UBC Reports | Vol. 51 | No. 12 | Dec. 1, 2005

Highlights of UBC Media Coverage in November 2005

Compiled by Basil Waugh

Cow-tipping: No Leg to Stand On

Several international and national dailies, including the Times of London and the Globe and Mail, reported on a study by UBC scientists that debunks cow-tipping as an urban, or perhaps rural, myth.

According to Margo Lillie and student Tracy Boechler of the UBC Department of Zoology, physics would require five people to exert enough force to push over a cow standing with its legs straight. Fewer people could exert the required amount of force to tip a static cow, but this is only theoretical as cows do not sleep on their feet and are easily disturbed.

“I suspect that even if a dynamic physics model suggests cow-tipping is possible, the biology ultimately gets in the way. A cow is simply not a rigid, unresponding body,” Dr. Lillie told the Times.

UBC Students Design Space Elevator for NASA Competition

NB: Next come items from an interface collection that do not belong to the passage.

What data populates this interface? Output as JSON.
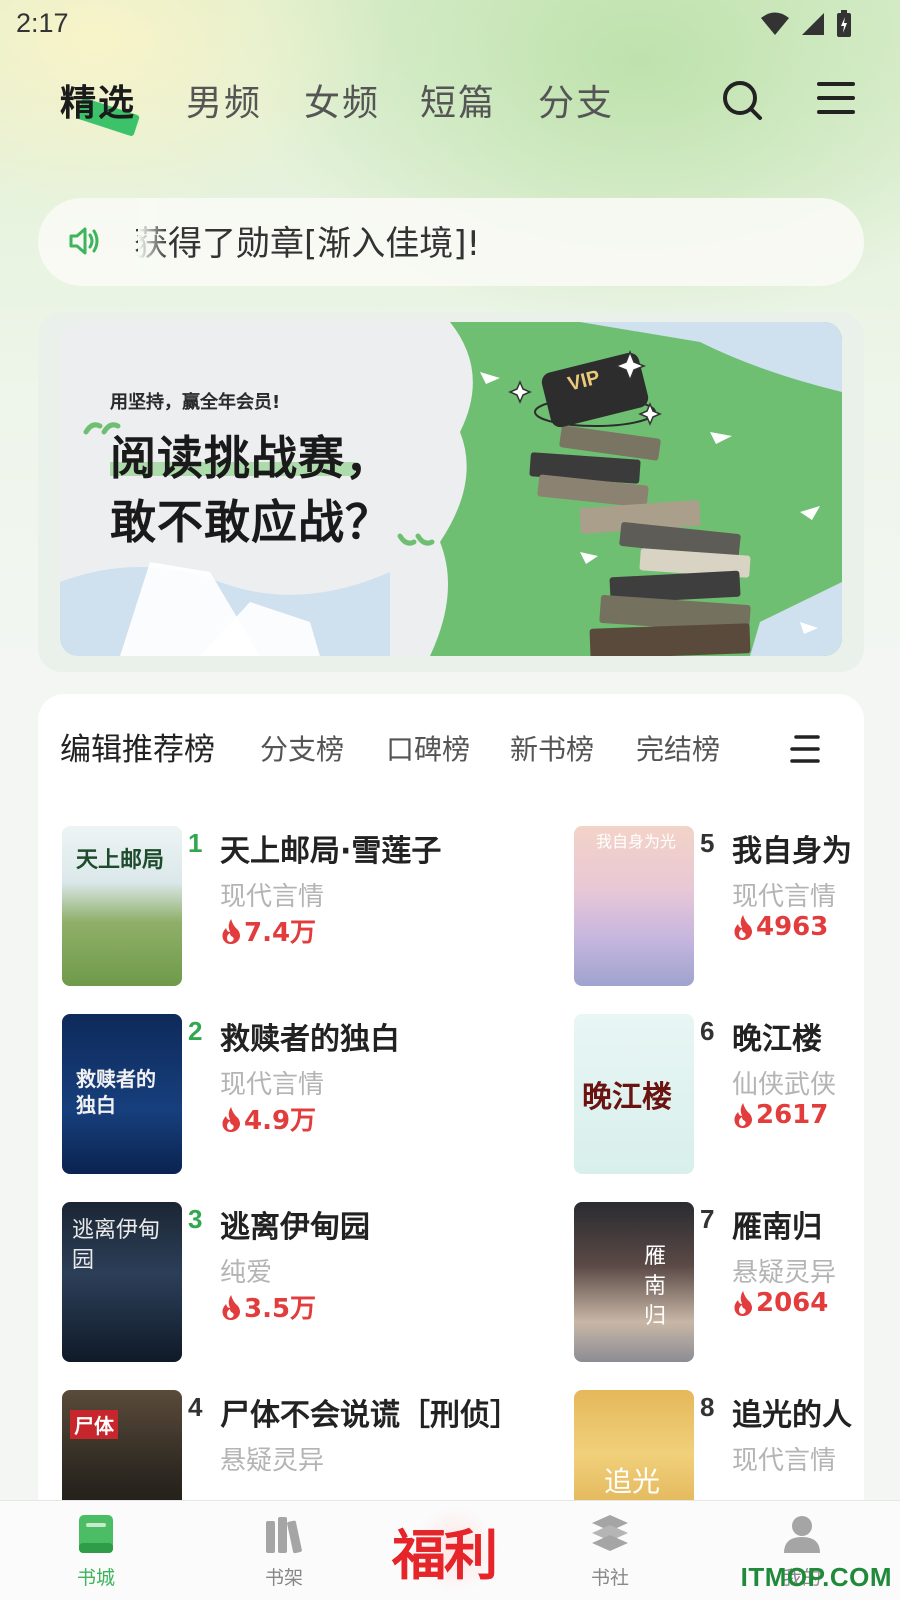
{
  "status_bar": {
    "time": "2:17"
  },
  "top_nav": {
    "tabs": [
      "精选",
      "男频",
      "女频",
      "短篇",
      "分支"
    ],
    "active_index": 0
  },
  "notice": {
    "text": "获得了勋章[渐入佳境]!"
  },
  "banner": {
    "subtitle": "用坚持，赢全年会员!",
    "title_line1": "阅读挑战赛，",
    "title_line2": "敢不敢应战？",
    "badge": "VIP"
  },
  "ranking": {
    "tabs": [
      "编辑推荐榜",
      "分支榜",
      "口碑榜",
      "新书榜",
      "完结榜"
    ],
    "active_index": 0,
    "books": [
      {
        "rank": "1",
        "title": "天上邮局·雪莲子",
        "genre": "现代言情",
        "heat": "7.4万",
        "cover_text": "天上邮局"
      },
      {
        "rank": "2",
        "title": "救赎者的独白",
        "genre": "现代言情",
        "heat": "4.9万",
        "cover_text": "救赎者的独白"
      },
      {
        "rank": "3",
        "title": "逃离伊甸园",
        "genre": "纯爱",
        "heat": "3.5万",
        "cover_text": "逃离伊甸园"
      },
      {
        "rank": "4",
        "title": "尸体不会说谎［刑侦］",
        "genre": "悬疑灵异",
        "heat": "",
        "cover_text": "尸体"
      },
      {
        "rank": "5",
        "title": "我自身为",
        "genre": "现代言情",
        "heat": "4963",
        "cover_text": "我自身为光"
      },
      {
        "rank": "6",
        "title": "晚江楼",
        "genre": "仙侠武侠",
        "heat": "2617",
        "cover_text": "晚江楼"
      },
      {
        "rank": "7",
        "title": "雁南归",
        "genre": "悬疑灵异",
        "heat": "2064",
        "cover_text": "雁南归"
      },
      {
        "rank": "8",
        "title": "追光的人",
        "genre": "现代言情",
        "heat": "",
        "cover_text": "追光"
      }
    ]
  },
  "bottom_nav": {
    "items": [
      "书城",
      "书架",
      "福利",
      "书社",
      "我的"
    ],
    "active_index": 0
  },
  "watermark": "ITMOP.COM",
  "colors": {
    "accent_green": "#3db55c",
    "rank_green": "#2fa84f",
    "heat_red": "#e23c3c",
    "welfare_red": "#e5252a"
  }
}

NASA recently challenged space engineers across North America to design a “space elevator,” a system that delivers cargo from Earth to space along miles of super-strong tether, using only light as a power source and at a fraction of the cost of a traditional space launch.

Of the many university and corporate teams that entered NASA’s recent competition, Team Snowstar, a student team from UBC, was voted most likely to succeed in 2006. The team was profiled in major U.S. media outlets including CNN, USA Today and MSNBC.

“Having always seen space travel as the next step in human development, I jumped on the opportunity to get involved,” said Team SnowStar’s Simon Hastings to National Graphic magazine. “It wasn’t about the money, but about the feeling of being part of something bigger than myself and accomplishing something meaningful.”

Technology Could Transform Urban Landscape for Disabled

UBC undergrads have discovered a way to enable people living with disabilities to control crosswalk signals and household electronics using everyday cellular phones.

The findings focus on Bluetooth technology, which is now standard in cell phones and laptops. By fitting public facilities with Bluetooth-enabled transmitters, the student team effectively turned cell phones into universal remote controls.

In an interview with the Ithaca Journal in New York, UBC electrical and computer engineering prof. Dave Michelson said that Bluetooth-enabled transmitters already exist, so installing them into public facilities wouldn’t require a lot of money or time — all that is required is industry and government support.